Let's all agree on one thing: Pitches are a huge effort, for both advertisers and agencies. They take a massive amount of time and resource, so it would be foolish not to make the most of the opportunity they present.
And yet, too many advertisers fail to prepare and thus risk getting a sub-optimal outcome. They think they can do this because media agencies, all agencies, are so desperate for business in an oversupplied market that they will participate and put their best foot forward, regardless of the terms of the brief and beyond.
But that's simply not true anymore. It might have been partially true in the past—although smart agencies have always opted to put their best people on the most attractive pitches—but it's certainly not true now.
So much business is up for grabs every year (we estimate there's been more than $15 billion in major media pitches in 2018) that agencies, who are under relentless pressure to deliver growth, have to make decisions about what they can afford to compete for. A big global pitch can cost an agency hundreds of thousands of dollars in additional costs, and that's without including the soft costs of shifting staff off existing tasks.
Our new research, conducted in partnership with the 4A's, highlights just where advertisers are getting it wrong. The central issue where so many marketers and procurement teams seem to let themselves down is the lack of openness with agencies on objectives and the process, especially around how agency efforts will be judged.
In an age of increased demands for transparency, this should be a two-way street and marketers have to be more transparent about their ambitions and objectives to create the foundations for a more trusting relationship with their agencies.
Advertisers that want to see the very best that agencies can deliver to their business need to ensure they prepare for their media pitch in three key ways:
First, they need to come to the pitch armed with a clear vision for what they want media to do. Many media pitch briefs I've seen are an exercise in exhaustive enquiry, written by advertisers unable to articulate what they actually want. The advertiser RFP for media should be focused on areas that are material to delivering business objectives.

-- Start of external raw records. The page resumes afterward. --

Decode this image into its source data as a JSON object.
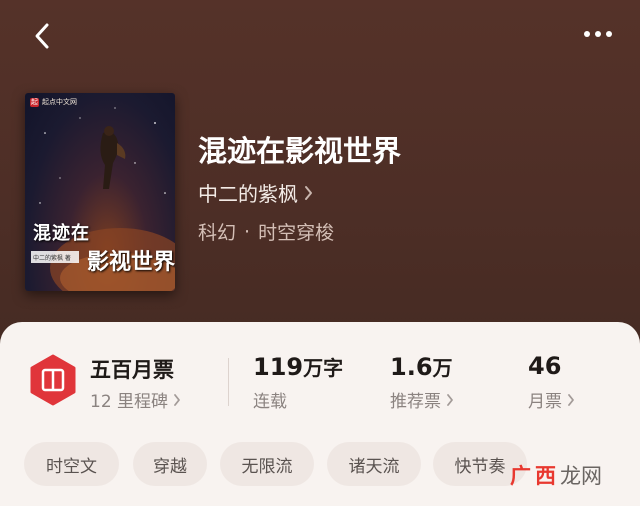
{
  "header": {
    "back_icon": "chevron-left-icon",
    "more_icon": "more-horizontal-icon"
  },
  "cover": {
    "publisher": "起点中文网",
    "title_line1": "混迹在",
    "title_line2": "影视世界",
    "author": "中二的紫枫 著"
  },
  "book": {
    "title": "混迹在影视世界",
    "author": "中二的紫枫",
    "category": "科幻",
    "separator": "·",
    "subcategory": "时空穿梭"
  },
  "stats": {
    "rank_title": "五百月票",
    "rank_sub": "12 里程碑",
    "words_value": "119",
    "words_unit": "万字",
    "words_label": "连载",
    "rec_value": "1.6",
    "rec_unit": "万",
    "rec_label": "推荐票",
    "monthly_value": "46",
    "monthly_label": "月票"
  },
  "tags": [
    "时空文",
    "穿越",
    "无限流",
    "诸天流",
    "快节奏"
  ],
  "watermark": {
    "left": "广",
    "middle": "西",
    "right": "龙网"
  },
  "colors": {
    "header_bg": "#4d2e26",
    "sheet_bg": "#f8f3f0",
    "badge_red": "#e0353a",
    "tag_bg": "#efe7e3"
  }
}
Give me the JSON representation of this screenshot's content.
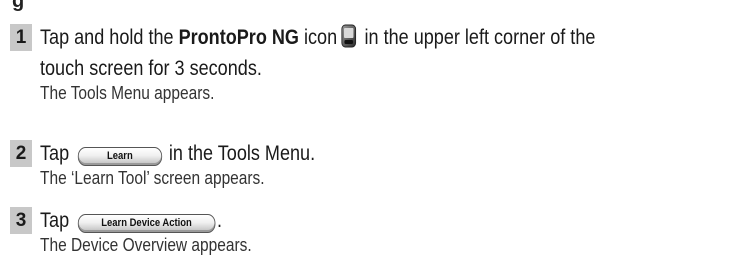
{
  "heading_fragment": "g",
  "steps": [
    {
      "number": "1",
      "text_before": "Tap and hold the ",
      "bold": "ProntoPro NG",
      "text_after_bold": " icon",
      "text_after_icon": " in the upper left corner of the",
      "text_line2": "touch screen for 3 seconds.",
      "result": "The Tools Menu appears.",
      "icon": "device-icon"
    },
    {
      "number": "2",
      "text_before": "Tap",
      "button_label": "Learn",
      "text_after": "in the Tools Menu.",
      "result": "The ‘Learn Tool’ screen appears."
    },
    {
      "number": "3",
      "text_before": "Tap",
      "button_label": "Learn Device Action",
      "text_after": ".",
      "result": "The Device Overview appears."
    }
  ]
}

Second, advertisers need to determine the detailed evaluation criteria upfront and be open about it. This includes being clear what percentage of the scoring is based on the commercial parts of pricing and fees and what proportion is based on the agency's capability, people and culture.
Finally, advertisers need to upgrade how they judge a media agency's buying capability. Media pricing exercises in pitches have become highly complex, with advertisers now demanding exhaustive calculations and an incredible breadth of pricing data from agencies. This is good business for the auditors for sure, but this creates a huge drag on agency resources that would add more value elsewhere. Advertisers need to be less demanding in this part of the process, and instead focus on the 80 percent of the media budget that takes 20 percent of the time to audit and then invest the time saved into new methodologies to more effectively audit digital media, especially where that is auction-based.
Our recent work with a global CPG business involved a few months of pitch preparation before the agencies were invited into the process. It is important to dedicate enough time to thoroughly prepare.
This helped clarify the ambition of the review, identify the internal stakeholders from across the business (and around the world) who would be involved in scoring the agencies and define the criteria for evaluation so everyone knew upfront exactly how 'great' would be judged.
Such work helps avoid confusion, subjectivity and internal politics, all of which can impact the result. Importantly, good pitch preparation will align the marketing and procurement organisations behind a common goal, a huge help to the participating agencies.
For this business, good preparation meant that their media pitch was a top priority for the participating agencies because it was clear what it would take to win. This allowed them to optimize their finite agency resources against the things that really mattered to that advertiser. It created a better result for the advertiser and was a better experience for all the agencies involved as a result.
In the words of Muhammed Ali: "The fight is won or lost in the gym, long before I dance under the lights."
The same applies for a great media pitch.